The Wild Rose Press (2021)
Reviewed by Megan Weiss for Reader Views (03/2021)
“Scarlet at Crystal River” is Randy Overbeck’s third novel starring history teacher and football coach, Darrell Henshaw. Darrell has just married the love of his life, Erin, and now he and his new wife are embarking on the Christmas honeymoon of a lifetime in Crystal River, Florida. Their relaxing sweet holiday quickly takes a turn, however, when Darrell’s “gift” rears its ugly head. Darrell is a sensitive. He can communicate with and see the dead. Already, this “gift” has given him more trouble than it seems it’s worth, but he cannot ignore his instincts that tell him they need his help. Together with Erin and a new friend, a young Hispanic man named Luis, Darrell sets out to discover what happened to a couple of migrant children who have been “visiting” him. Something bad seems to have likely befallen them, and their spirits cannot rest until the truth is uncovered. Over the next several days Darrell, Erin and Luis will have to confront some shady plantation supervisors, dodge bullets, and ruffle some feathers in order to discover the children’s’ fates.
“Scarlet at Crystal River” is a wonderful follow-up to Overbeck’s first two books featuring Darrell Henshaw, “Blood on the Chesapeake” and “Crimson at Cape May.” While this third book did seem to start out a little slow, once Darrell stumbles upon the spirits of the two children and starts chasing this new mystery, the pacing of the book really picks up and the suspense builds just enough to keep the reader wanting to turn pages to get answers to their questions.
One thing that is particularly special about Overbeck’s books is that they unabashedly tackle social issues within their plots. Already having discussed racism and human trafficking in his first two Henshaw books, “Scarlet at Crystal River” once again forces readers to confront a particularly pervasive and dangerous social issue. This book, in particular, touches upon the dangers of racism and xenophobia, as well as emphasize the often-ignored plights of the hundreds of thousands of migrant workers who are the reason we are able to have such a variety of fruits, vegetables and other resources in our daily lives. Overbeck encourages readers to evaluate their moral standards and consider how much different things could be if only humans could treat each other a little more humanely, regardless of race, wealth, ethnicity, or gender.

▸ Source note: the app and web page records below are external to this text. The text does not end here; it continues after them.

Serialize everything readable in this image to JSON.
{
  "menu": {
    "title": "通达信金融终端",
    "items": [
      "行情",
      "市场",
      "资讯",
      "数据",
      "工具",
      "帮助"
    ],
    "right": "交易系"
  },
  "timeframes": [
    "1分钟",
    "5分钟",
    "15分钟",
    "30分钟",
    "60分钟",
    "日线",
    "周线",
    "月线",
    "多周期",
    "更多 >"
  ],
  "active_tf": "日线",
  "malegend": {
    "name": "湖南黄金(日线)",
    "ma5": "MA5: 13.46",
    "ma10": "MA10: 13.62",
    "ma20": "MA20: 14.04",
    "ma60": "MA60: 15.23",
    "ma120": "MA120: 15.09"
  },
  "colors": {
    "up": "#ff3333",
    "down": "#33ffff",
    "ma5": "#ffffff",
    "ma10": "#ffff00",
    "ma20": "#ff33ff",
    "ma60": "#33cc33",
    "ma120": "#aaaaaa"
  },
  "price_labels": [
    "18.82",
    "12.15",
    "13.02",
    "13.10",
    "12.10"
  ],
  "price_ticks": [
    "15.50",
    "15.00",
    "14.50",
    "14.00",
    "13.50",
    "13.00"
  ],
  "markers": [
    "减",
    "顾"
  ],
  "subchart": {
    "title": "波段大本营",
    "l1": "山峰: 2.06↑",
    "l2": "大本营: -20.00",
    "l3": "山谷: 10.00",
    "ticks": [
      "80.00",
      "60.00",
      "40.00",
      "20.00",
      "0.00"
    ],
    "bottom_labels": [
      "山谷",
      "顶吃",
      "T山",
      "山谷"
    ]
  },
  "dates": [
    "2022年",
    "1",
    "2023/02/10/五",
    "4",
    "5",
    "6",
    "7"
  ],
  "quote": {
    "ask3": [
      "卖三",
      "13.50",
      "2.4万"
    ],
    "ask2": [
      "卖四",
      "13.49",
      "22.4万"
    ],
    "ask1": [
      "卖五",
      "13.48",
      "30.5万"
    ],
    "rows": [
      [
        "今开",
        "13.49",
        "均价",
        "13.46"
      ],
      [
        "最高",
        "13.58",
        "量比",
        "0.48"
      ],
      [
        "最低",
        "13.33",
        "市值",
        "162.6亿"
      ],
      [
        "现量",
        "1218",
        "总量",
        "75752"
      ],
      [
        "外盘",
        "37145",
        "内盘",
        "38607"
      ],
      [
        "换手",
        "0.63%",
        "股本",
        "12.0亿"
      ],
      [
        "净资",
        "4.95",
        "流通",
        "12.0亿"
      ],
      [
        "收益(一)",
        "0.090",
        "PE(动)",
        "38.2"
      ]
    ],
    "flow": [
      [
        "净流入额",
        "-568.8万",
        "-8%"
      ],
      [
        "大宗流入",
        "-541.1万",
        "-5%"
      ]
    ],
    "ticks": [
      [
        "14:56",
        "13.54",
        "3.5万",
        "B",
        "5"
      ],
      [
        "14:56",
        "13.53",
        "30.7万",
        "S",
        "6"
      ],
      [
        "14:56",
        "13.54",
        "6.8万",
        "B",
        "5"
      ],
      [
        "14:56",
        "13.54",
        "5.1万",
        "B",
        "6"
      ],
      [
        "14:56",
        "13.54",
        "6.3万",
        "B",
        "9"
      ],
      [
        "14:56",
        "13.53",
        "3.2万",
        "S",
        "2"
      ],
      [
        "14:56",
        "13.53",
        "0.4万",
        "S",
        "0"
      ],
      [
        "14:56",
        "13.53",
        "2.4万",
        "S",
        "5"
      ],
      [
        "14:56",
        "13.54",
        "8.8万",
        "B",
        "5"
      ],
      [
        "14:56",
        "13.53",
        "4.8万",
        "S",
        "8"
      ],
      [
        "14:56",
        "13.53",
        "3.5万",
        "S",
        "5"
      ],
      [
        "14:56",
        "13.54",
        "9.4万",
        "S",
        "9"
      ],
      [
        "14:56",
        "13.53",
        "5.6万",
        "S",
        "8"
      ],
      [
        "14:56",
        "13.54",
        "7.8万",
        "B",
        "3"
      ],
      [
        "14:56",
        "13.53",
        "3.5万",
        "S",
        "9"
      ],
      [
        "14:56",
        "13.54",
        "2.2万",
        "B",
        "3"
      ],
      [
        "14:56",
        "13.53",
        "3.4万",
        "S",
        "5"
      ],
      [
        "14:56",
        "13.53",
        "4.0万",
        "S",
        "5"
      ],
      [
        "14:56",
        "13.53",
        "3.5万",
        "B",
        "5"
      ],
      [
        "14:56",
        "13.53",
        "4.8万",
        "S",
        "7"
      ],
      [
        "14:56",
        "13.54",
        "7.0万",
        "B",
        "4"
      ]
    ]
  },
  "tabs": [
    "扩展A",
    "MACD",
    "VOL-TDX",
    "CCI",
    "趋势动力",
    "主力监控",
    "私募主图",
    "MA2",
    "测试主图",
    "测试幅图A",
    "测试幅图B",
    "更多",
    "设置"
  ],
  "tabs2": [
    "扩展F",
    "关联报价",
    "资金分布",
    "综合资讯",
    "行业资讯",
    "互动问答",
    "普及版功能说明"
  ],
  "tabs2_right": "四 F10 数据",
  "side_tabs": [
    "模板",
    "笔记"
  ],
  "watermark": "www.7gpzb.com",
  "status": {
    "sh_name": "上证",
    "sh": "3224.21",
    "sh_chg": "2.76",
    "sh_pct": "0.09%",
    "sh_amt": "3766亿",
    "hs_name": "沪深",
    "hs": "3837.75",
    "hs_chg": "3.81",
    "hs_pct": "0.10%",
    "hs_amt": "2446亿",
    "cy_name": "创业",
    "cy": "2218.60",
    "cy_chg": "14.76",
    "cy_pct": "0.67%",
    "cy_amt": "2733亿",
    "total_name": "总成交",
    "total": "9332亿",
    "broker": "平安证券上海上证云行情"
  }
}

“Scarlet at Crystal River” is a rollercoaster of a mystery, hurtling up and down hills and around sharp corners until the very end, when the reader is left slightly breathless, waiting for their hearts to beat back to a normal rhythm.